Improv veteran, character actor, and former Daily Show correspondent Steve Carell became an unlikely movie star when, after giving the funniest performance in a movie packed full of them (Anchorman), he won the lead in TV veteran Judd Apatow’s first feature as a director, the sleeper smash The 40-Year-Old Virgin. Since then Carell has built a diverse career of both leading and supporting roles, leading up to this week’s release of The Incredible Burt Wonderstone, a comedy about magicians with Jim Carrey, Olivia Wilde, and Steve Buscemi. So let’s take a look back!
Both Judd Apatow and Steve Carell burst on the scene with the story of a man who’s completely given up on love and dating after a lifetime of failure, forced to grow up when he meets Catherine Keener.
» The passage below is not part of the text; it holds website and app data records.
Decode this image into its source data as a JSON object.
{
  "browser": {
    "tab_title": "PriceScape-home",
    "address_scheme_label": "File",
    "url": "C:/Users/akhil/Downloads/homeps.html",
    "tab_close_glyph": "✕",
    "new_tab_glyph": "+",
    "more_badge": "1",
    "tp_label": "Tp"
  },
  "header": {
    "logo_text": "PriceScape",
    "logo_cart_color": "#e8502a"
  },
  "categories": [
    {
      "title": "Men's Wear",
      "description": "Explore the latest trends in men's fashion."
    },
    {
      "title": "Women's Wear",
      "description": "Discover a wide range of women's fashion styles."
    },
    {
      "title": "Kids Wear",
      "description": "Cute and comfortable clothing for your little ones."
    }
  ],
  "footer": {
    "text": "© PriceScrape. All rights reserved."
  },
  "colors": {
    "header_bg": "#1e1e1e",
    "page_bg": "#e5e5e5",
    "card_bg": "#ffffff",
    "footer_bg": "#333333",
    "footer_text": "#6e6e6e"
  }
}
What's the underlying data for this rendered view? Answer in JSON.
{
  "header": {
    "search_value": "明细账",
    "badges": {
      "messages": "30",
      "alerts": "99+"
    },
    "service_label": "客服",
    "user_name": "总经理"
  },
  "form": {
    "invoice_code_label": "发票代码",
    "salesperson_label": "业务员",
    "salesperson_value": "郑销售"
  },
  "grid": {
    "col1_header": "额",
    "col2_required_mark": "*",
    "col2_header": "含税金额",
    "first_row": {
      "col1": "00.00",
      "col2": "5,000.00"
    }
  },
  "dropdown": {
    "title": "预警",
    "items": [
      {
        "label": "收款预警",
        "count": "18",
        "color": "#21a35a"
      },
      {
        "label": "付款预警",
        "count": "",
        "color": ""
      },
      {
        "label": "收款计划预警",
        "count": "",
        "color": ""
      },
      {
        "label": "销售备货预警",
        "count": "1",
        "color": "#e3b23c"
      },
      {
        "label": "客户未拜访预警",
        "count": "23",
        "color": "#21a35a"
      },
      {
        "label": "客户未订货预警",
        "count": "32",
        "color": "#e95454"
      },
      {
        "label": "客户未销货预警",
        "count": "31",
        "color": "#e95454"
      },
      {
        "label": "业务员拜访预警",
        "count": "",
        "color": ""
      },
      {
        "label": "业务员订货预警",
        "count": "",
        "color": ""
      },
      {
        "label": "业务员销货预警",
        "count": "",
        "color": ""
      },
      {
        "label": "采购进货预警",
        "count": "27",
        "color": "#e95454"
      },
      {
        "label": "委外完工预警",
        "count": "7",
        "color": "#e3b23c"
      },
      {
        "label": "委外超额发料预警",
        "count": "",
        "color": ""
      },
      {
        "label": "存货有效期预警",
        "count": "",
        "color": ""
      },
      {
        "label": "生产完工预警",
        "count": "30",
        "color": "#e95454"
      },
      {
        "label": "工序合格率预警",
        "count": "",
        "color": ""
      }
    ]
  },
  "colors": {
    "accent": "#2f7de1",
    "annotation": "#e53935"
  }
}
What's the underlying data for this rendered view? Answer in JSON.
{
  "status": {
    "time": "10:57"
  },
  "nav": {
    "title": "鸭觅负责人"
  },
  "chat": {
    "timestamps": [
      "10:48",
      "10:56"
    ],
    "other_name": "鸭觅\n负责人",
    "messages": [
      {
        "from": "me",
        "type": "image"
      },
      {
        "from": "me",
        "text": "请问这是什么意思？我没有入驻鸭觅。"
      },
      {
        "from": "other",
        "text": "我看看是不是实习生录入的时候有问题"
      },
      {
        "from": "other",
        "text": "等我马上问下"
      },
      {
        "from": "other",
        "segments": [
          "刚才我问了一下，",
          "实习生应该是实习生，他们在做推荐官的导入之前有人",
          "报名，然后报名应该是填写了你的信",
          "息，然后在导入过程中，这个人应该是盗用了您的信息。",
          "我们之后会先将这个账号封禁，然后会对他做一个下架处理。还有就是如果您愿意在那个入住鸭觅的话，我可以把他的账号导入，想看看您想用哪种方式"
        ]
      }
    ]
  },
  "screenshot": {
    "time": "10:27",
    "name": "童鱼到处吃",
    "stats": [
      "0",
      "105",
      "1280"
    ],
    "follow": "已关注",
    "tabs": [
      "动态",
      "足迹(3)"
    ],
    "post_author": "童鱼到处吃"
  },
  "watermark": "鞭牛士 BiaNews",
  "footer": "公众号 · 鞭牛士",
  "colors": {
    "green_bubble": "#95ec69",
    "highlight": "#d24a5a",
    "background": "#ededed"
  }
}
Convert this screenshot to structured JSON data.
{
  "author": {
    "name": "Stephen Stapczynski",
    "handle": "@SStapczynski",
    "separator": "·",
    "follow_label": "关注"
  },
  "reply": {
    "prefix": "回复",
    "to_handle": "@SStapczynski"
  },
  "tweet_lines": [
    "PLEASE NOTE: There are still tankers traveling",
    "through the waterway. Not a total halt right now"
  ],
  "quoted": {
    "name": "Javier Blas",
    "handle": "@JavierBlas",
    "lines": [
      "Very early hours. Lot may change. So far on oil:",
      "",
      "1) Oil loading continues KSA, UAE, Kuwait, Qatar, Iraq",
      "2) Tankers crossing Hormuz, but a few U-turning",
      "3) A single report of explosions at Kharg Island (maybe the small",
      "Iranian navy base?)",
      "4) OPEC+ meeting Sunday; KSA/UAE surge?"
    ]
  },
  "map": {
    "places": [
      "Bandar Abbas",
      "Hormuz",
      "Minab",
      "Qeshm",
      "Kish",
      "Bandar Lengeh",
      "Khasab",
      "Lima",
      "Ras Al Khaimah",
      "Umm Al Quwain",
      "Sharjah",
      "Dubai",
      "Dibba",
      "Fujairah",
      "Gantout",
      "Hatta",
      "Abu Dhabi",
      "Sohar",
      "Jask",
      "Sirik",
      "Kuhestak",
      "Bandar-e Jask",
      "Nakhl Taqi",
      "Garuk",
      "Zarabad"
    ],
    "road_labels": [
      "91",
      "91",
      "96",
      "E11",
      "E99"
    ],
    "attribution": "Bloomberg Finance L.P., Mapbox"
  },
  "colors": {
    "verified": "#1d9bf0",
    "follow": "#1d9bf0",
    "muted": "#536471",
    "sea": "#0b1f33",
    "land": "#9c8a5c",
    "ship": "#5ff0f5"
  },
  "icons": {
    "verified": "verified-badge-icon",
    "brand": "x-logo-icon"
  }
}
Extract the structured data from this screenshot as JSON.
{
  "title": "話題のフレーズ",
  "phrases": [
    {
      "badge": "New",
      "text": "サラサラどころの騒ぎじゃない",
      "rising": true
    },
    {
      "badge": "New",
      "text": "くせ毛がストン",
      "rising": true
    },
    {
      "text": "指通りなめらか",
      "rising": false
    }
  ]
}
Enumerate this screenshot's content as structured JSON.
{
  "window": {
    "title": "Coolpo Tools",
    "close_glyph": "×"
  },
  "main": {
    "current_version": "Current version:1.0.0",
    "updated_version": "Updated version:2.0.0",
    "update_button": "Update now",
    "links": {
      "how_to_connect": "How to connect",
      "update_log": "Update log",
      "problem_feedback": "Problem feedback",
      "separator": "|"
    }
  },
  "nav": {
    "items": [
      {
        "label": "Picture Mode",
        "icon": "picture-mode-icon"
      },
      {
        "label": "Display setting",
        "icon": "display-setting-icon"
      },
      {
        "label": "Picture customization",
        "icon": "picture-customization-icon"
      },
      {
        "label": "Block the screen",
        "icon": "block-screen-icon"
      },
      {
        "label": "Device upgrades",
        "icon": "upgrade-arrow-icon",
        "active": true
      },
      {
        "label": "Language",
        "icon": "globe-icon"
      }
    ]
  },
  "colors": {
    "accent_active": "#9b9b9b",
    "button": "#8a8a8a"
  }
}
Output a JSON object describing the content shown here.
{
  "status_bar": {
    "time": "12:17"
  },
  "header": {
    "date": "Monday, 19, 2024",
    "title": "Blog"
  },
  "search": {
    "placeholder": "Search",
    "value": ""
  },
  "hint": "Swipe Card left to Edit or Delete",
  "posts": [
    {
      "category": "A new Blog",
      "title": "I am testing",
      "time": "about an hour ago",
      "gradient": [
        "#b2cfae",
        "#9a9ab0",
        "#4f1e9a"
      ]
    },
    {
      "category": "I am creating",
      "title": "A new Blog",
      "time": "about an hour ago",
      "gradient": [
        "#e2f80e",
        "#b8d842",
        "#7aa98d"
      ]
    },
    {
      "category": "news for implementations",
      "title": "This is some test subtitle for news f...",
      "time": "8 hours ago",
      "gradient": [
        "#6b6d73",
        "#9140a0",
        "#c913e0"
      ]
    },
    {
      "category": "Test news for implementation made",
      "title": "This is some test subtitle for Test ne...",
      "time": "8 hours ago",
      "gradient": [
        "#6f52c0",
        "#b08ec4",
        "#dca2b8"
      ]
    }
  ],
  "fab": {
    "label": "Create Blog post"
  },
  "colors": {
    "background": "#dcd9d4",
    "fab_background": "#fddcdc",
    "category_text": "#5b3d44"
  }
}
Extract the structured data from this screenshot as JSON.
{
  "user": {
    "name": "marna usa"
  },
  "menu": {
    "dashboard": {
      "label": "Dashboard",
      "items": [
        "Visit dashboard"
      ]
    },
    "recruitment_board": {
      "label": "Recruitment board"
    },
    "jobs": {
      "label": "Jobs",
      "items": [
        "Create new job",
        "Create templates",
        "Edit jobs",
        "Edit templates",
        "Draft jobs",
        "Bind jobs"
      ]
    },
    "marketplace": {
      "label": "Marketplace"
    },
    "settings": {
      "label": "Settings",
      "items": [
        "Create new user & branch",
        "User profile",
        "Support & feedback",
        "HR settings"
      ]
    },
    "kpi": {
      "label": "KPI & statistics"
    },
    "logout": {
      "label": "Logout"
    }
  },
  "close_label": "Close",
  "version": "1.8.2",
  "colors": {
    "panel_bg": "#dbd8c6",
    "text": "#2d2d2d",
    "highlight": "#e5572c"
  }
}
This movie also brought Seth Rogen, Jonah Hill, Paul Rudd, Mindy Kaling, Jane Lynch, and Kat Dennings to their widest audiences yet, and each and every one of them took that ball and ran it downfield, through the locker room, and past the parking lot.
On the far opposite end of the tone spectrum, Carell plays a gay Proust scholar, despondent about the end of a long-term relationship and dragged on a cross-country trip with his sister’s family. Though Alan Arkin won the Best Supporting Actor Oscar, Carell’s performance is the best in the movie.
Taking the role made famous by Don Adams in Mel Brooks’ 1960s TV spy spoof, Carell plays Maxwell Smart, an intelligence analyst whose dreams of becoming a field agent come true when all the other agents’ identities are exposed. Anne Hathaway costars as Agent 99, Smart’s super-competent new partner, with Dwayne Johnson, Alan Arkin, Terence Stamp, and Terry Crews along for the ride.
Carell paired with fellow Second City alumnus Tina Fey to play a married couple bored by routine and life in the suburbs. Things get interesting when, on their weekly date night to the city, a case of mistaken identity puts them at the center of a cops-and-crooks chase, pursued by all manner of unsavory characters. It’s a fun ride, buoyed by the considerable chops of the leading couple and appearances by James Franco, Mila Kunis, and Mark Wahlberg’s abs.
“Cartoonish” could be an insult, but in an animated comedy, it’s just what the doctor ordered, and here Carell plays Gru, a supervillain slowly domesticated by three orphan girls he adopts for nefarious purposes. The practical realities of being a supervillain are very amusingly explored, and Gru’s minions are hilarious. If you have kids, definitely give this one a whirl.
A comic take on the Biblical story of Noah’s Ark, with Carell as a newly elected Congressman called by God (Morgan Freeman, because who else?) to gather up all the animals and build them a great big boat, to the alarm of his family, friends, and Congressional staff.
Tommy Lee Jones and Meryl Streep play an empty-nest couple slowly losing interest in each other, until they go to see a marriage counselor, played by Steve Carell, who tells them to paint a big yellow stripe down the center of their house and each keep to their own side of it. Just kidding! He helps them rediscover their love.
The title is not a joke: there is a huge meteor headed for Earth, and everyone reacts differently. Carell’s wife immediately leaves him, so he befriends his next-door neighbor (Kiera Knightley) and they team up to tie up a couple of loose ends before everything blows to smithereens.